**** Data in this exercise ****
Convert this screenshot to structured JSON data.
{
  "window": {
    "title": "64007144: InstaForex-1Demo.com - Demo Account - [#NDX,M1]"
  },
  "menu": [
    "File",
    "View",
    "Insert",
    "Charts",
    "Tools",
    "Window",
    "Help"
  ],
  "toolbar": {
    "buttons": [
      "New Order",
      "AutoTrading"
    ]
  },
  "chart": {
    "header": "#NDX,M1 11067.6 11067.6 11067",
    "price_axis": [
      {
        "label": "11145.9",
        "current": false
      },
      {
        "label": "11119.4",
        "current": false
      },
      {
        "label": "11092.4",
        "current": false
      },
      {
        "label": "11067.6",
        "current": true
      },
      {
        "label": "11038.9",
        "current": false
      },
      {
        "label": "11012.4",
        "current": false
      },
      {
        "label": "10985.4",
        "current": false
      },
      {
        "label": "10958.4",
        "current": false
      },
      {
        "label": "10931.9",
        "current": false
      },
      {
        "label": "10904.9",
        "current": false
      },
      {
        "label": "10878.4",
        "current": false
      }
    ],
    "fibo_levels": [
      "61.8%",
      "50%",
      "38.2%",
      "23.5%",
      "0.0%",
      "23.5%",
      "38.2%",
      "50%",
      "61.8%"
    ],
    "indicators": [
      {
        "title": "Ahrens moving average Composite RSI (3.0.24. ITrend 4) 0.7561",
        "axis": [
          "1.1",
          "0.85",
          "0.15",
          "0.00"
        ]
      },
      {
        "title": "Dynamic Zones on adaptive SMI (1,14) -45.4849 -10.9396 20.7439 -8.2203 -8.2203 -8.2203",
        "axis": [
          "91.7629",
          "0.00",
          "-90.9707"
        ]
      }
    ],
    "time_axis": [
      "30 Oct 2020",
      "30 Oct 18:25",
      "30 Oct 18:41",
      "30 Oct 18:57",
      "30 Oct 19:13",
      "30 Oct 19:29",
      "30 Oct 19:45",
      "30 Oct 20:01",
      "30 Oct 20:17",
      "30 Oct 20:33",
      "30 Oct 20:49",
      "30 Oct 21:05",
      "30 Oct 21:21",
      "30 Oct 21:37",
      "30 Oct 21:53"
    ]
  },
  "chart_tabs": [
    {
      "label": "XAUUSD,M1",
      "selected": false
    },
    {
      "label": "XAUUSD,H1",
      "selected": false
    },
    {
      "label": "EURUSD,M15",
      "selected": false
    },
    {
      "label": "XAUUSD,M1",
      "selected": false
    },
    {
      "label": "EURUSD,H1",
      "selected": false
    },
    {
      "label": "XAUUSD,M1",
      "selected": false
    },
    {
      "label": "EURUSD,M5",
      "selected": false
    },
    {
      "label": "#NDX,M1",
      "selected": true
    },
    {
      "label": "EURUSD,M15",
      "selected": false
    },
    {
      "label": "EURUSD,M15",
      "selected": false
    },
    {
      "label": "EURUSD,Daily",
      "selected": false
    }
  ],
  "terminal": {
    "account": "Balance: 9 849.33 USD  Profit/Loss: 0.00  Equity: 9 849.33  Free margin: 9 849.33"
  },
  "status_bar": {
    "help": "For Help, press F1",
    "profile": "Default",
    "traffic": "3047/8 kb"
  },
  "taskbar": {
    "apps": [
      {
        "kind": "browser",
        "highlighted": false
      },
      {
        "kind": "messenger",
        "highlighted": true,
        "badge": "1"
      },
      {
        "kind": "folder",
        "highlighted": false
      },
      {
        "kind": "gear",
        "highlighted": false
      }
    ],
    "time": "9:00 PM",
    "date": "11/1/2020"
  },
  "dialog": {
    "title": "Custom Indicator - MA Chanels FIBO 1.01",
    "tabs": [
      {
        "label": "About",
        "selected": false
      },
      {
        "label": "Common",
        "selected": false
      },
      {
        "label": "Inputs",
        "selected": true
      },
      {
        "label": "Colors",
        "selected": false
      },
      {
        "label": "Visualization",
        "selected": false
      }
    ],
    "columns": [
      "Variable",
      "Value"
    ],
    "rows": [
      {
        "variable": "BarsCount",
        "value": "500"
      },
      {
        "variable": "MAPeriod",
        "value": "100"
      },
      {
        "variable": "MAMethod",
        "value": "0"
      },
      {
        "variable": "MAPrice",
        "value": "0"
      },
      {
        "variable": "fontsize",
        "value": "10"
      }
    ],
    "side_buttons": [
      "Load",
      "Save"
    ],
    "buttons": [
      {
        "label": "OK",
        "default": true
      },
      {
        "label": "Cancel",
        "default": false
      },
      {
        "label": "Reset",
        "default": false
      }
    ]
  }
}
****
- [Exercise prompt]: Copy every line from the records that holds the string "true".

- [Problem solution]:
        "current": true
      "selected": true
        "highlighted": true,
        "selected": true
        "default": true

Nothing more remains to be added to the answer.